From the blog, housing a forest, learn how to make Rainbow Bubble Snakes.

Man on a Wire: Niagara Falls Tightrope Walk

This is what dreams are made of, people. Pursue your dreams. Never give up. Mine might seem strange, but anybody that’s dealing with any battle – focus on that other side.
Nik Wallenda

Dear Students,

Did you see Nik Wallenda walk on a tightrope over Niagara Falls this week?

Do you wonder how he kept his balance?

Nic Wallenda is a 7th generation aerialist. He is a member of a famous family, The Flying Wallendas.

Nic Wallenda’s feat reminded me of other tightrope walks that captured our imagination.

You can borrow Man on a Wire from the public library to learn more about Phillipe Petit’s living art.

In 1974, French funambulist Philippe Petit threw a tightrope between the two towers of the World Trade Center and spent an hour walking, dancing, and performing high-wire tricks a quarter mile in the sky.
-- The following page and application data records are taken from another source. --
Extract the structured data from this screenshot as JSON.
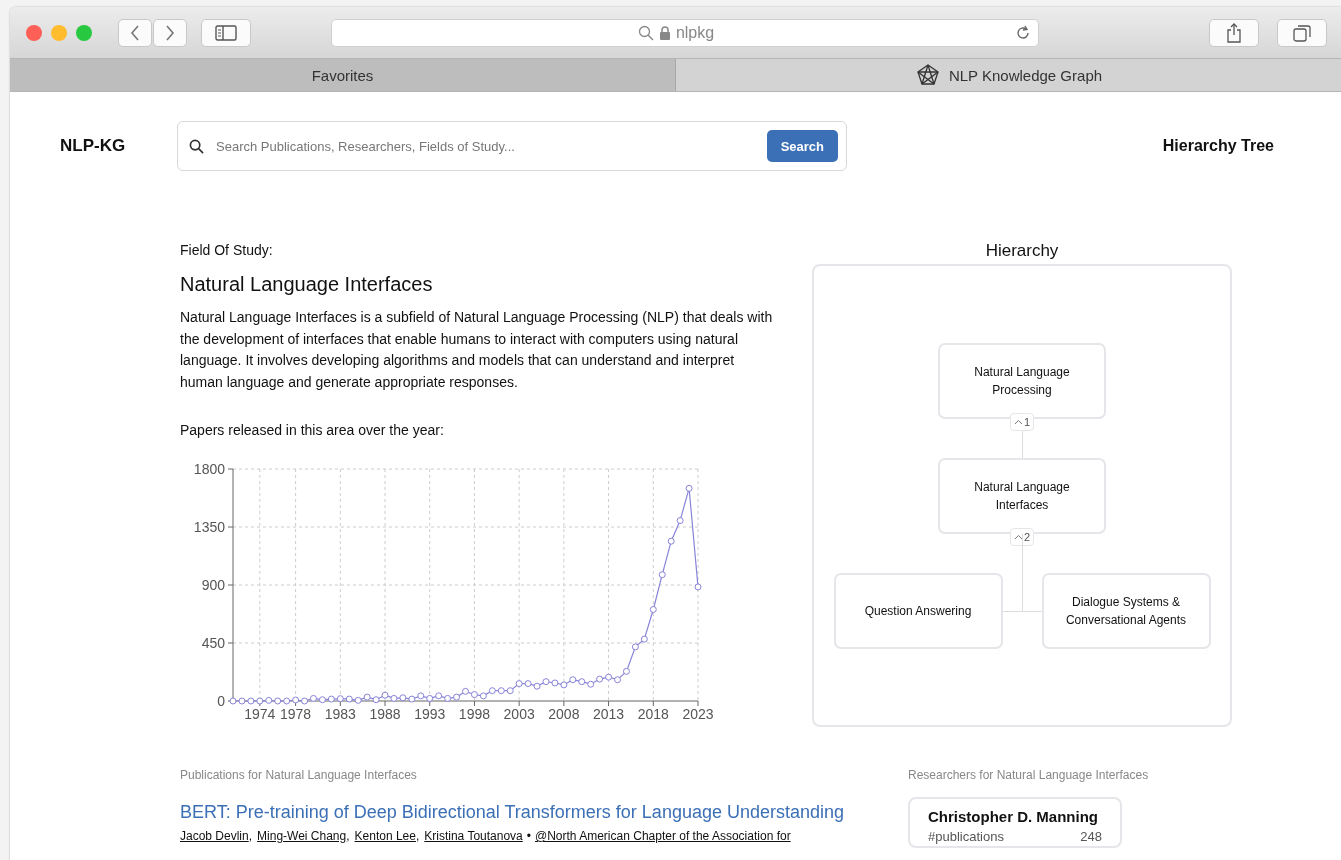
{
  "browser": {
    "address": "nlpkg",
    "tabs": [
      {
        "label": "Favorites",
        "kind": "plain",
        "selected": false
      },
      {
        "label": "NLP Knowledge Graph",
        "kind": "site",
        "selected": true
      }
    ]
  },
  "header": {
    "logo": "NLP-KG",
    "search": {
      "placeholder": "Search Publications, Researchers, Fields of Study...",
      "button": "Search"
    },
    "nav_link": "Hierarchy Tree"
  },
  "field": {
    "caption": "Field Of Study:",
    "title": "Natural Language Interfaces",
    "description": "Natural Language Interfaces is a subfield of Natural Language Processing (NLP) that deals with the development of interfaces that enable humans to interact with computers using natural language. It involves developing algorithms and models that can understand and interpret human language and generate appropriate responses.",
    "chart_caption": "Papers released in this area over the year:",
    "chart_data": {
      "type": "line",
      "x": [
        1971,
        1972,
        1973,
        1974,
        1975,
        1976,
        1977,
        1978,
        1979,
        1980,
        1981,
        1982,
        1983,
        1984,
        1985,
        1986,
        1987,
        1988,
        1989,
        1990,
        1991,
        1992,
        1993,
        1994,
        1995,
        1996,
        1997,
        1998,
        1999,
        2000,
        2001,
        2002,
        2003,
        2004,
        2005,
        2006,
        2007,
        2008,
        2009,
        2010,
        2011,
        2012,
        2013,
        2014,
        2015,
        2016,
        2017,
        2018,
        2019,
        2020,
        2021,
        2022,
        2023
      ],
      "grid": true,
      "series": [
        {
          "color": "#8884d8",
          "marker": true,
          "values": [
            0,
            0,
            0,
            0,
            5,
            0,
            0,
            8,
            0,
            20,
            10,
            15,
            18,
            15,
            5,
            30,
            10,
            45,
            20,
            25,
            15,
            40,
            20,
            40,
            20,
            30,
            75,
            50,
            40,
            80,
            80,
            80,
            135,
            135,
            115,
            150,
            140,
            125,
            165,
            150,
            130,
            170,
            185,
            165,
            230,
            420,
            480,
            710,
            980,
            1240,
            1400,
            1650,
            885
          ]
        }
      ],
      "xlim": [
        1971,
        2023
      ],
      "ylim": [
        0,
        1800
      ],
      "xticks": [
        1974,
        1978,
        1983,
        1988,
        1993,
        1998,
        2003,
        2008,
        2013,
        2018,
        2023
      ],
      "yticks": [
        0,
        450,
        900,
        1350,
        1800
      ]
    }
  },
  "hierarchy": {
    "title": "Hierarchy",
    "root": {
      "label": "Natural Language Processing",
      "badge": "1",
      "children": [
        {
          "label": "Natural Language Interfaces",
          "badge": "2",
          "children": [
            {
              "label": "Question Answering"
            },
            {
              "label": "Dialogue Systems & Conversational Agents"
            }
          ]
        }
      ]
    }
  },
  "publications": {
    "caption": "Publications for Natural Language Interfaces",
    "items": [
      {
        "title": "BERT: Pre-training of Deep Bidirectional Transformers for Language Understanding",
        "authors": [
          "Jacob Devlin",
          "Ming-Wei Chang",
          "Kenton Lee",
          "Kristina Toutanova"
        ],
        "author_separator": ",",
        "venue_separator": "•",
        "venue": "@North American Chapter of the Association for"
      }
    ]
  },
  "researchers": {
    "caption": "Researchers for Natural Language Interfaces",
    "items": [
      {
        "name": "Christopher D. Manning",
        "stat_label": "#publications",
        "stat_value": "248"
      }
    ]
  }
}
This picture book captures the poetry and magic of the event with a poetry of its own: lyrical words and lovely paintings that present the detail, daring, and–in two dramatic foldout spreads– the vertiginous drama of Petit’s feat. The Man Who Walked Between the Towers is the winner of the 2004 Caldecott Medal, the winner of the 2004 Boston Globe – Horn Book Award for Picture Books, and the winner of the 2006 Carnegie Medal for Excellence in Children’s Video.

This is as close as I will get to walking on a tightrope!

Mirette on the High Wire is a picture book set in 19th-century Paris. Mirette, a child helps a daredevil who has lost his edge to regain his confidence. Many traveling performers stay at Madame Gateaux’s boarding house, but Mme.’s daughter Mirette is particularly taken with one guest–the quiet gentleman who can walk along the clothesline without falling off. Mirette implores the boarder to teach her his craft, not knowing that her instructor is the “Great Bellini” of high wire fame. After much practice the girl joins Bellini on the wire as he conquers his fear and demonstrates to all of Paris that he is still the best.

Mirette on the High Wire by Emily Arnold McCully

In 1876, Maria Spelterini crossed the Niagara Gorge on a tightrope.

Nik’s goal was to help inspire others to take on difficult challenges and to overcome fear in life. Nik said, “People ask why I would do this, but it goes back to the reason why I wanted to do it in the first place,” he said. “It wasn’t to get rich, it was to pursue a dream and to inspire people.”

Safety first,

Mrs. Kenney